• [ASSIGNMENT]: All lines from the one with "What's the underlying" through the final line below are to be reproduced exactly; omit the others.

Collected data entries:
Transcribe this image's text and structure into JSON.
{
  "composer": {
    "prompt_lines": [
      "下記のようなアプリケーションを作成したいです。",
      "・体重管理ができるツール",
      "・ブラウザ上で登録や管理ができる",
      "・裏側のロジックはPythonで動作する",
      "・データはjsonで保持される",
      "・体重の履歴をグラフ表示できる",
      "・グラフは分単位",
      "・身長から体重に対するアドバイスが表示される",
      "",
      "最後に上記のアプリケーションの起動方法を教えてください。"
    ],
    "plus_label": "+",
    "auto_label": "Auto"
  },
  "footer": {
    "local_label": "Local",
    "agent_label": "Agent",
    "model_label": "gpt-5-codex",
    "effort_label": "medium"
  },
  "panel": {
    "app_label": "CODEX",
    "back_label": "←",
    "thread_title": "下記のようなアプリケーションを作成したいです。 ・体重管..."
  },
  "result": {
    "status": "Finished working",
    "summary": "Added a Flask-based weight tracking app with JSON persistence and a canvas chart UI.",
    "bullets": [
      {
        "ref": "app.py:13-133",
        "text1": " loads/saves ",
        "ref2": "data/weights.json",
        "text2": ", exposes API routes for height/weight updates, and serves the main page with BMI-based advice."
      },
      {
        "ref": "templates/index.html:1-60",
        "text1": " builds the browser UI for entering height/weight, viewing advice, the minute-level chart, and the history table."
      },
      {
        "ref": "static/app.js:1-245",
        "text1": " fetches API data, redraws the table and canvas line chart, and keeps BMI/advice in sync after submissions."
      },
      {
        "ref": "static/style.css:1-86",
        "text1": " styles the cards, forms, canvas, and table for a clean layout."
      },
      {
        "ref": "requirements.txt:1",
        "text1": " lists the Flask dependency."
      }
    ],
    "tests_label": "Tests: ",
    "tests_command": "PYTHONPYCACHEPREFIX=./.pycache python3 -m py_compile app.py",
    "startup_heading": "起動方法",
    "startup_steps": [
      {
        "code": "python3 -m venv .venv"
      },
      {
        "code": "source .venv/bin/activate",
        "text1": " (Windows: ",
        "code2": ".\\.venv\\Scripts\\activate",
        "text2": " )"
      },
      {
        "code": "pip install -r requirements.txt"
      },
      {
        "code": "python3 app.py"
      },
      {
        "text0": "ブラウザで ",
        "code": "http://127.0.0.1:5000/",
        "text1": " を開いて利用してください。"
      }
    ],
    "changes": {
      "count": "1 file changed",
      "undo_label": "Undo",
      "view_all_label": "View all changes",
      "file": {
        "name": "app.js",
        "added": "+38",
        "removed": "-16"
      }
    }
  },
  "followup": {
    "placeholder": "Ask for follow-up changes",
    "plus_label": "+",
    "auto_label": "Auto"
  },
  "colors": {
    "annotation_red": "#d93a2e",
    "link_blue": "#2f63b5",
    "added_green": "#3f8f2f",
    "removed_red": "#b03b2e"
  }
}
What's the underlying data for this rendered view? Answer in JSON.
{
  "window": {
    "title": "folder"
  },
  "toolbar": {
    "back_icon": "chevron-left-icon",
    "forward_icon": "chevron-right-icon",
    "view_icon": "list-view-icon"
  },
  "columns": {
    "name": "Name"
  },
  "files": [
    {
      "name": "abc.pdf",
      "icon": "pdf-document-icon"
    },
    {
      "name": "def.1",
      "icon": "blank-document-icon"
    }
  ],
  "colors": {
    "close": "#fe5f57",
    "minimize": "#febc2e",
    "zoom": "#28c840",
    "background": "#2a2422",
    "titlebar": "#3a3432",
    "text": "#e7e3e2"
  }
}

• [EXERCISE OUTPUT]:
What's the underlying data for this rendered view? Answer in JSON.
{
  "window": {
    "title": "folder"
  },
  "toolbar": {
    "back_icon": "chevron-left-icon",
    "forward_icon": "chevron-right-icon",
    "view_icon": "list-view-icon"
  },
  "columns": {
    "name": "Name"
  },
  "files": [
    {
      "name": "abc.pdf",
      "icon": "pdf-document-icon"
    },
    {
      "name": "def.1",
      "icon": "blank-document-icon"
    }
  ],
  "colors": {
    "close": "#fe5f57",
    "minimize": "#febc2e",
    "zoom": "#28c840",
    "background": "#2a2422",
    "titlebar": "#3a3432",
    "text": "#e7e3e2"
  }
}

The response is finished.